BMW released its new M series of cars, the M3 sedan, and M4 coupe. The new cars will go head-to-head with the likes of the Mercedes-AMG C63 and Audi Rs5 when they hit the roads later this year. Both cars sport an angular new aesthetic and a controversial gigantic kidney grille up front and the standard version of the cars come with a manual transmission.
And while neither vehicle has received a particularly profound upgrade, what’s new and the proven elements that have been left alone especially the option of 500 horses or manual transmission—are more than enough to make both extraordinary.
Adding to this, are the cars’ widened bodies, both of which feature sharper lines, added aerodynamic elements, and a more prominent rear diffuser than the 3 or 4 Series.
The standard M3 and M4 feature an upgraded S58 twin-turbocharged 3.0-liter inline-six capable of producing 473 horsepower and 406 lb-ft of torque. Meanwhile, the step-up M3 and M4 Competition feature a specially tuned version of that engine that can output 503 horses and 479 lb-ft of twist.
BMW has kept its promise and made both the M3 and M4 available with a six-speed manual transmission. But this is only available on the standard model, as the Competition version is only available with an eight-speed M Steptronic automatic transmission with Drive Logic and three shift modes.
The Auto company claims the standard M3 and M4 can rocket from zero to 62 mph in 4.2 seconds, while the Competition model can do the same in just 3.9 seconds.
It also has a quiet button which many claim to be a loud button. In the cars, there are two settings for the engine sound. They vary both actual exhaust sound – by opening or closing flaps in the system at certain revs and throttle openings – but the louder setting augments it through the speakers. The engineers say most drivers will keep it loud. But select ‘quiet’ for early-morning starts or long trips.
The cylinder head also sports 3D printing. The M3 and M4 can be equipped with all the driver assistance of any other 3 or 4. That includes the little-known reversing assistant.
When you go into Reverse, you’re given the option to have the car’s steering take over and trace the exact same path in reverse as your last 50 meters going forward. So if you’ve driven a tricky course between walls and obstacles into a parking space, you know the car will get you out again. Provided the obstacles haven’t moved. Pedals remain your responsibility in all this.

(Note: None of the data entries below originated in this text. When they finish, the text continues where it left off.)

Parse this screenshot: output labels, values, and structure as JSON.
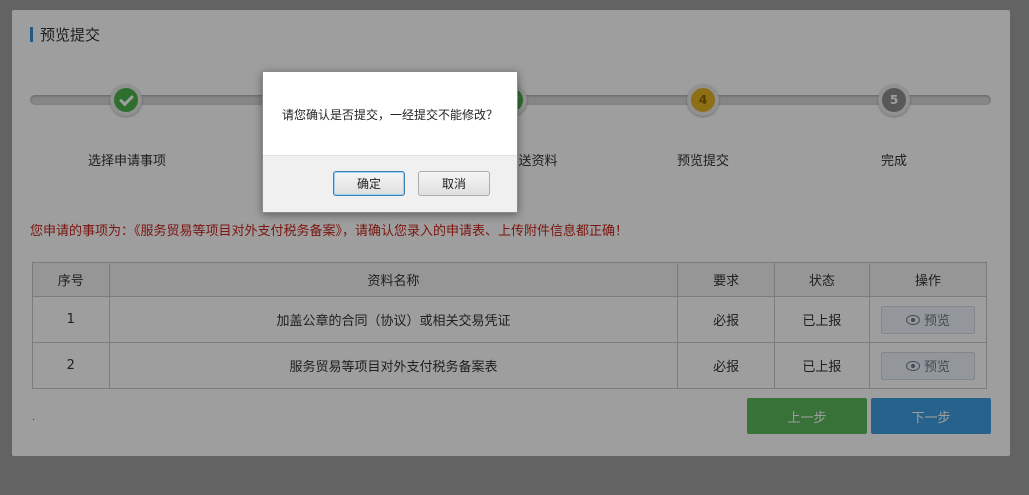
{
  "page": {
    "section_title": "预览提交"
  },
  "steps": [
    {
      "label": "选择申请事项",
      "number": "",
      "state": "done"
    },
    {
      "label": "",
      "number": "",
      "state": "done"
    },
    {
      "label": "送资料",
      "number": "",
      "state": "done"
    },
    {
      "label": "预览提交",
      "number": "4",
      "state": "current"
    },
    {
      "label": "完成",
      "number": "5",
      "state": "todo"
    }
  ],
  "notice": "您申请的事项为：《服务贸易等项目对外支付税务备案》，请确认您录入的申请表、上传附件信息都正确！",
  "table": {
    "headers": [
      "序号",
      "资料名称",
      "要求",
      "状态",
      "操作"
    ],
    "rows": [
      {
        "index": "1",
        "name": "加盖公章的合同（协议）或相关交易凭证",
        "requirement": "必报",
        "status": "已上报",
        "action": "预览"
      },
      {
        "index": "2",
        "name": "服务贸易等项目对外支付税务备案表",
        "requirement": "必报",
        "status": "已上报",
        "action": "预览"
      }
    ]
  },
  "buttons": {
    "prev": "上一步",
    "next": "下一步"
  },
  "footer_dot": ".",
  "dialog": {
    "message": "请您确认是否提交，一经提交不能修改？",
    "ok": "确定",
    "cancel": "取消"
  },
  "colors": {
    "done": "#4bb34b",
    "current": "#e5b325",
    "todo": "#8e8e8e",
    "notice": "#c9241c",
    "prev_button": "#5cb85c",
    "next_button": "#3f9fe4"
  },
  "icons": {
    "step_done": "check-icon",
    "preview": "eye-icon"
  }
}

Hagen Franke, head of product management for the cars, confirmed that a convertible is on the way. BMW has also upgraded the M3 and M4 chassis to handle all that extra power. Both models also include an upgraded power steering system and an all-wheel-drive that will allow you to switch off the front axle should you want to have some fun.
The standard M3 and M4 also ride on forged wheels, 18-inch in front, 19-inch in back, while the Competition model’s wheels get a slight size boost to 19 and 20 inches respectively. There’s also an optional M Drive Professional package that includes a traction control system with 10 settings, a Drift Analyzer, and a lap timer.
The cars feature extensive bracing among the shock towers and subframes. Stiffer M suspension with different damping settings is standard. Standard brakes for both model types are 15-inch rotors with 6-piston calipers at the front and 14.6-inch rotors at the rear with single-piston calipers. Available as an option are carbon-ceramic brakes with larger 15.75-inch rotors at the front and 15-inch ones at the back.
The interior of the M3 and M4 is pretty much like that of the 3 Series and 4 Series. No wood trim is available; only aluminum or carbon fiber. A 12.3-inch instrument display and 10.25-inch infotainment screen are standard equipment, as are sportier seats. BMW does offer a new set of optional carbon fiber power seats, which together will save an extra 21 pounds. They also have cutouts for racing harnesses. Some bold interior colors are available, too, such as Kyalami Orange in the M3, and Yas Marina Blue in the M4.
The M3 starts at $70,895, the M4 at $72,795. But a whole gaggle of options, like the $2,900 Competition package, can easily send the final price upward. The standard versions of both cars will go on sale next March, with the Competition models to follow in the summer.